Source data:
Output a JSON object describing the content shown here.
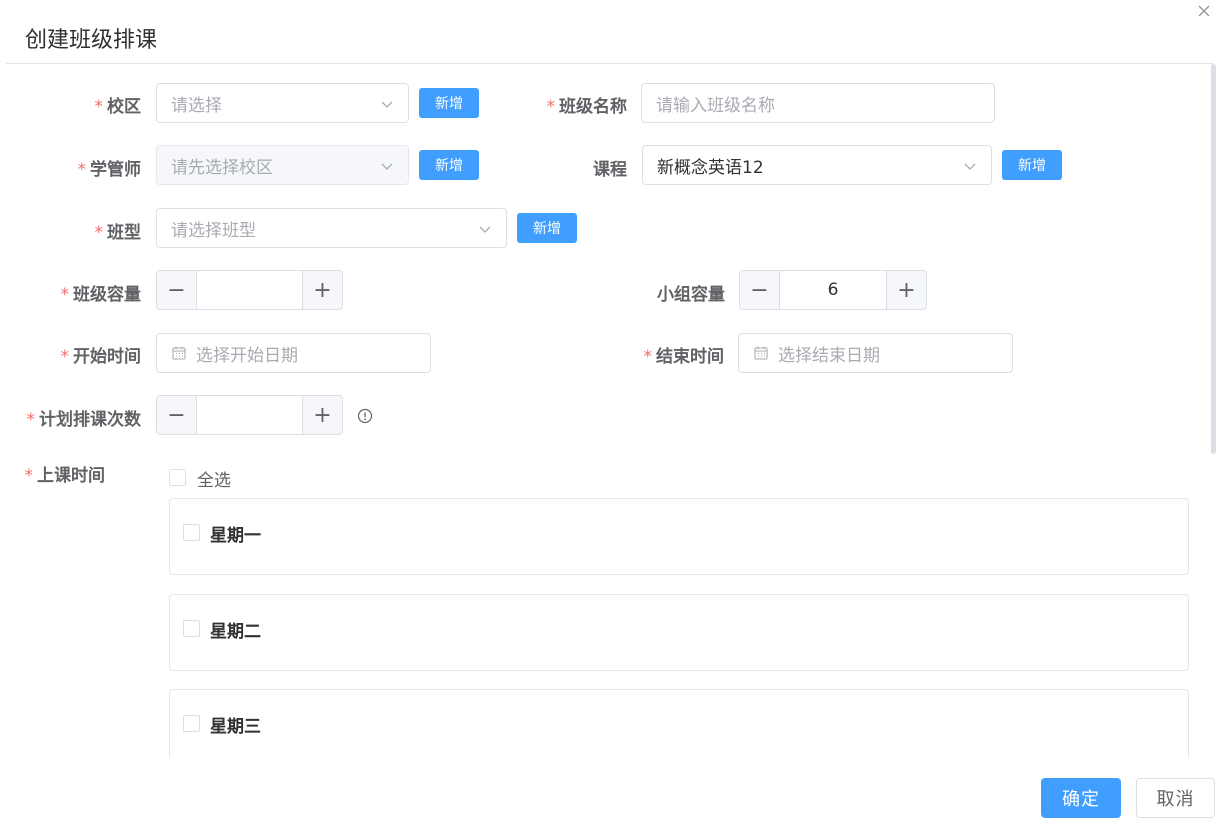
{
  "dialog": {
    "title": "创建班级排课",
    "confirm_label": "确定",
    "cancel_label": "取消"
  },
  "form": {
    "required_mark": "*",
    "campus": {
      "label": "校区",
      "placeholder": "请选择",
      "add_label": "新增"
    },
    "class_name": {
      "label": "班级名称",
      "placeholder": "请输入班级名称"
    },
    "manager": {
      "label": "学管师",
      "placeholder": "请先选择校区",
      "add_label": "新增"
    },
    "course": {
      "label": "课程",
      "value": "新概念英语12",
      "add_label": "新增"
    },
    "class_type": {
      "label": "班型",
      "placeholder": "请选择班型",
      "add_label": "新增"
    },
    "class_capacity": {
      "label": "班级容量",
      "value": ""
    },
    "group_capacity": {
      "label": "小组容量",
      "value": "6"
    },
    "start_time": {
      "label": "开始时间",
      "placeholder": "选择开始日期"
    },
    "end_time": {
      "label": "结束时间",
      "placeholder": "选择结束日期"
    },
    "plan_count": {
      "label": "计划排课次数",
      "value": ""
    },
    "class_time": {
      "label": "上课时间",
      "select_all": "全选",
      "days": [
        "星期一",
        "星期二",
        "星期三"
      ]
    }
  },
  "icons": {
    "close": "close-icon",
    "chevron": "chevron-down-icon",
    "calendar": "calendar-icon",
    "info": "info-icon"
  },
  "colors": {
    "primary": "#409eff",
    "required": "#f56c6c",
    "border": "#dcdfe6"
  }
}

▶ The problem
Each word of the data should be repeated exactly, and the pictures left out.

▶ Written answer
Output a JSON object describing the content shown here.
{
  "dialog": {
    "title": "创建班级排课",
    "confirm_label": "确定",
    "cancel_label": "取消"
  },
  "form": {
    "required_mark": "*",
    "campus": {
      "label": "校区",
      "placeholder": "请选择",
      "add_label": "新增"
    },
    "class_name": {
      "label": "班级名称",
      "placeholder": "请输入班级名称"
    },
    "manager": {
      "label": "学管师",
      "placeholder": "请先选择校区",
      "add_label": "新增"
    },
    "course": {
      "label": "课程",
      "value": "新概念英语12",
      "add_label": "新增"
    },
    "class_type": {
      "label": "班型",
      "placeholder": "请选择班型",
      "add_label": "新增"
    },
    "class_capacity": {
      "label": "班级容量",
      "value": ""
    },
    "group_capacity": {
      "label": "小组容量",
      "value": "6"
    },
    "start_time": {
      "label": "开始时间",
      "placeholder": "选择开始日期"
    },
    "end_time": {
      "label": "结束时间",
      "placeholder": "选择结束日期"
    },
    "plan_count": {
      "label": "计划排课次数",
      "value": ""
    },
    "class_time": {
      "label": "上课时间",
      "select_all": "全选",
      "days": [
        "星期一",
        "星期二",
        "星期三"
      ]
    }
  },
  "icons": {
    "close": "close-icon",
    "chevron": "chevron-down-icon",
    "calendar": "calendar-icon",
    "info": "info-icon"
  },
  "colors": {
    "primary": "#409eff",
    "required": "#f56c6c",
    "border": "#dcdfe6"
  }
}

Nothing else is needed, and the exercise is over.